In 1992, DOE commissioned a study through the National Association of State Community Services Programs (NASCSP) to address the concerns of warm-climate states regarding the equitable distribution of funds under the Weatherization Assistance Program allocation formula. A panel of 10 state representatives studied the issues and made recommendations to DOE. The recommendations provided greater equity for warm-climate states while minimizing the impact of a formula change on the capacity of cold-climate states to deliver services to their low-income clients. DOE acted on virtually all of the recommendations and issued a new revised formula in the Federal Register in 1995. The final rule states that when the total program allocation (Congressional appropriation minus T&TA) is below $209,724,761, state allocations are determined with 1995 formula. When the total program allocation exceeds $209,724,761, state allocations reflect the full impact of the revised warm weather formula.
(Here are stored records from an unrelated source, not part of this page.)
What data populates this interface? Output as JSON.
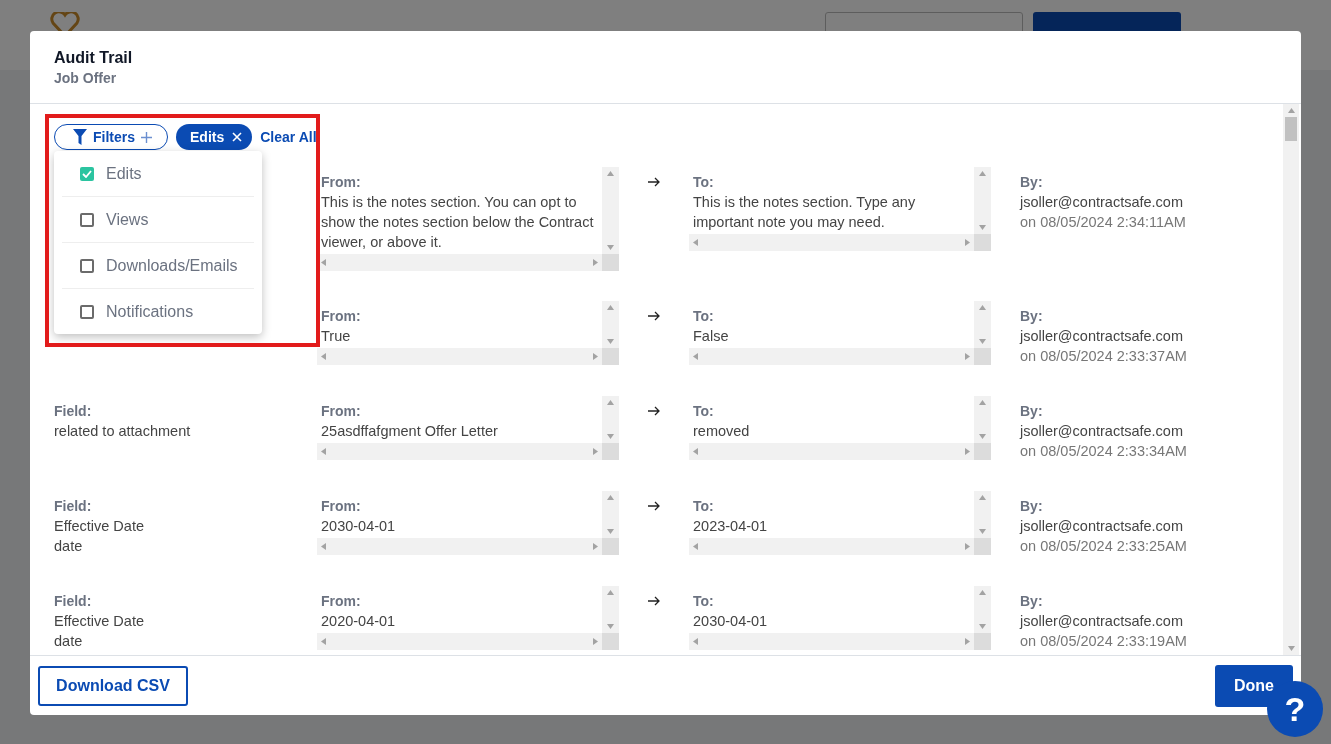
{
  "dialog": {
    "title": "Audit Trail",
    "subtitle": "Job Offer"
  },
  "filters": {
    "button": "Filters",
    "chips": [
      {
        "label": "Edits"
      }
    ],
    "clear_all": "Clear All",
    "menu": [
      {
        "label": "Edits",
        "checked": true
      },
      {
        "label": "Views",
        "checked": false
      },
      {
        "label": "Downloads/Emails",
        "checked": false
      },
      {
        "label": "Notifications",
        "checked": false
      }
    ]
  },
  "entries": [
    {
      "from": {
        "label": "From:",
        "text": "This is the notes section. You can opt to show the notes section below the Contract viewer, or above it."
      },
      "to": {
        "label": "To:",
        "text": "This is the notes section. Type any important note you may need."
      },
      "by": {
        "label": "By:",
        "user": "jsoller@contractsafe.com",
        "date": "on 08/05/2024 2:34:11AM"
      }
    },
    {
      "from": {
        "label": "From:",
        "text": "True"
      },
      "to": {
        "label": "To:",
        "text": "False"
      },
      "by": {
        "label": "By:",
        "user": "jsoller@contractsafe.com",
        "date": "on 08/05/2024 2:33:37AM"
      }
    },
    {
      "field": {
        "label": "Field:",
        "lines": [
          "related to attachment"
        ]
      },
      "from": {
        "label": "From:",
        "text": "25asdffafgment Offer Letter"
      },
      "to": {
        "label": "To:",
        "text": "removed"
      },
      "by": {
        "label": "By:",
        "user": "jsoller@contractsafe.com",
        "date": "on 08/05/2024 2:33:34AM"
      }
    },
    {
      "field": {
        "label": "Field:",
        "lines": [
          "Effective Date",
          "date"
        ]
      },
      "from": {
        "label": "From:",
        "text": "2030-04-01"
      },
      "to": {
        "label": "To:",
        "text": "2023-04-01"
      },
      "by": {
        "label": "By:",
        "user": "jsoller@contractsafe.com",
        "date": "on 08/05/2024 2:33:25AM"
      }
    },
    {
      "field": {
        "label": "Field:",
        "lines": [
          "Effective Date",
          "date"
        ]
      },
      "from": {
        "label": "From:",
        "text": "2020-04-01"
      },
      "to": {
        "label": "To:",
        "text": "2030-04-01"
      },
      "by": {
        "label": "By:",
        "user": "jsoller@contractsafe.com",
        "date": "on 08/05/2024 2:33:19AM"
      }
    }
  ],
  "footer": {
    "download": "Download CSV",
    "done": "Done"
  },
  "help_button": "?"
}
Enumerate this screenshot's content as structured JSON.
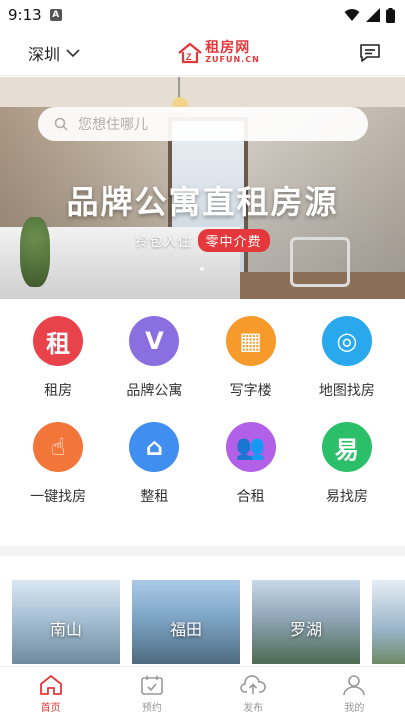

THE WEATHERIZATION ASSISTANCE PROGRAM ALLOCATION FORMULA
Here is how the weatherization allocation formula works. From the total congressional appropriation, DOE reserves funds on a national level for national training and technical assistance (T&TA) activities that benefit all states. DOE also allocates specific funding to states for T&TA activities at both the state and local levels.
The remaining funds are distributed to states as program allocations, consisting of two parts: the first part is the base allocation, which is fixed for each state but differs from state to state. The sum of the base allocations for all the states totals $171,858,000. The second part is the formula allocation, which is computed by applying the revised formula to appropriated funds in excess of $171,858,000.
The revised Weatherization Program allocation formula is based on three factors for each state:
1. Low-income population- This number reflects how many low-income households live in each state and is expressed as a percentage of the total for the country.
2. Climatic conditions – These data are obtained from the heating and cooling degree-days for each state and deal proportionally with the energy needed for heating and cooling.
3. Residential energy expenditures by low-income households – This number is an approximation of the financial burden that energy use places on low-income households in each state.
The following is a hypothetical example of how the Weatherization allocation formula works for calculating the total funding for weatherization to the states in a given year.